It’s the time of year to celebrate Passover, and along with the holiday comes the seder. What’s that, you ask?
Truth be told, Passover can be a hard sell for kids when all their friends are getting chocolate bunnies.
Still, the ritual telling of the Hebrews’ escape from Egypt can be made fun — if you keep your audience in mind. Especially if you remember that it’s really intended for children. (Remember the Four Sons?) Here are some tips from local experts on keeping kiddos interested.
Rabbi Cliff Kulwin of Temple B’nai Abraham in Livingston suggests a “plague bag” (contents pictured) to make the seder more interactive and fun.
We sell ’em in our gift shop, not sure where else they are, little bags of 10 fun things–small toy frog, Styrofoam mothballs for hail, red food dye for blood, etc.–to enliven the plague section. If anyone wants to shlep over this way during the day today or Wednesday morning, someone can open the gift shop for them. Bags are $9 each, though someone should call (973-994-2290) before coming to make sure they are in stock.
Rabbi Steve Kushner of Temple Ner Tamid suggests starting with nibbles to occupy restless hands and mouths.
Having dip and vegetables on the table is a good start; they can nosh while adults talk.
And coloring books always help. I ask them to ask their own questions at the four questions, and the “explanation” should be on a very basic level. I also have the movie “The Ten Commandments” queued to the parting of the waters scene.
Arlene Sherman, director of the Shoresh nursery school at Temple Ner Tamid, is also a fan of the plague bags.
“The best way to make the seder interesting for children is to make it interactive,” she says. “Songs like ‘One Morning’ – this is a song about frogs jumping everywhere, and you can use some cute frogs that the kids can pay with. Or puppets. Do some dramatic play and let the children act out the story.”
Of course, there’s plenty of stuff online, including this collection of silly seder songs.
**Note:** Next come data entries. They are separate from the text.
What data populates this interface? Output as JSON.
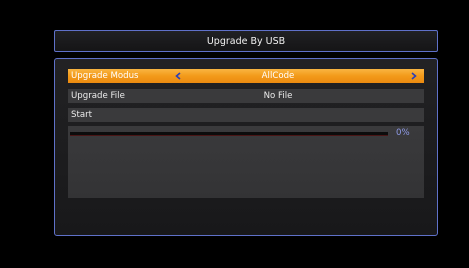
{
  "window": {
    "title": "Upgrade By USB"
  },
  "menu": {
    "upgrade_modus": {
      "label": "Upgrade Modus",
      "value": "AllCode",
      "left_arrow_icon": "arrow-left-icon",
      "right_arrow_icon": "arrow-right-icon"
    },
    "upgrade_file": {
      "label": "Upgrade File",
      "value": "No File"
    },
    "start": {
      "label": "Start"
    }
  },
  "progress": {
    "value": 0,
    "text": "0%"
  },
  "colors": {
    "selected_row": "#f39a1a",
    "frame_border": "#5f71c9",
    "progress_text": "#8f9be8",
    "progress_fill": "#c8302c"
  }
}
And if the kids in question are teenagers, they’re bound to find the Facebook Haggadah a lot more interesting than Rabbi Elazar.
The words of the “One Morning” follow, but heck if I know the tune: “One Morning Pharaoh awoke in his bed/ there were frogs on his head and
frogs on his bed/ frogs on his nose and frogs on his toes/ frogs here,
frogs there, frogs were jumping everywhere.”
Good luck–and hope your seder is hopping!